>>>>
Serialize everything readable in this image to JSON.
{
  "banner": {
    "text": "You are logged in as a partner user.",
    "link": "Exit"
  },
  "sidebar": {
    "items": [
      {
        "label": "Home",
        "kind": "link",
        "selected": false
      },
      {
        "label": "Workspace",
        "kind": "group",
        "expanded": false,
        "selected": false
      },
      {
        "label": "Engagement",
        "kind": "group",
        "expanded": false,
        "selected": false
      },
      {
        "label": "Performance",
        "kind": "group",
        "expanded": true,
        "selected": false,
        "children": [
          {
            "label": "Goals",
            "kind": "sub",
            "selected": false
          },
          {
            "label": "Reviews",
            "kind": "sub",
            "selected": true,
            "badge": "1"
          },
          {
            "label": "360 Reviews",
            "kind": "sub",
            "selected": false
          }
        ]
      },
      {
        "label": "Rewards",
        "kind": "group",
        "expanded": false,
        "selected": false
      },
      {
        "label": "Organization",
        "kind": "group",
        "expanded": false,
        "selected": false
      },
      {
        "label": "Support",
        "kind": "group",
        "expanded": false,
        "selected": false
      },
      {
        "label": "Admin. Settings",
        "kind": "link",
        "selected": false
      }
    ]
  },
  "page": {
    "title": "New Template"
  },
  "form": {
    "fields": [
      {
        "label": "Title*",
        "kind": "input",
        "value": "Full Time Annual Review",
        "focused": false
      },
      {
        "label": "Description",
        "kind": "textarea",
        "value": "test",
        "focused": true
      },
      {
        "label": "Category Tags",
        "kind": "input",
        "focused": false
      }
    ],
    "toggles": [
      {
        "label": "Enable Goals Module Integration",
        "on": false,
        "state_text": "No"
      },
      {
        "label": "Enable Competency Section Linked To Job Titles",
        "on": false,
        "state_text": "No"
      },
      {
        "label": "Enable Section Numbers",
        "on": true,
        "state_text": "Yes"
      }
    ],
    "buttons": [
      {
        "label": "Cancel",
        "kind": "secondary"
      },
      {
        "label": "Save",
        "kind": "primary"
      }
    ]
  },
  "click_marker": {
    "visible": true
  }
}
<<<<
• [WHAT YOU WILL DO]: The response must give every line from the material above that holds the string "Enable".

• [YOUR SOLUTION]:
        "label": "Enable Goals Module Integration",
        "label": "Enable Competency Section Linked To Job Titles",
        "label": "Enable Section Numbers",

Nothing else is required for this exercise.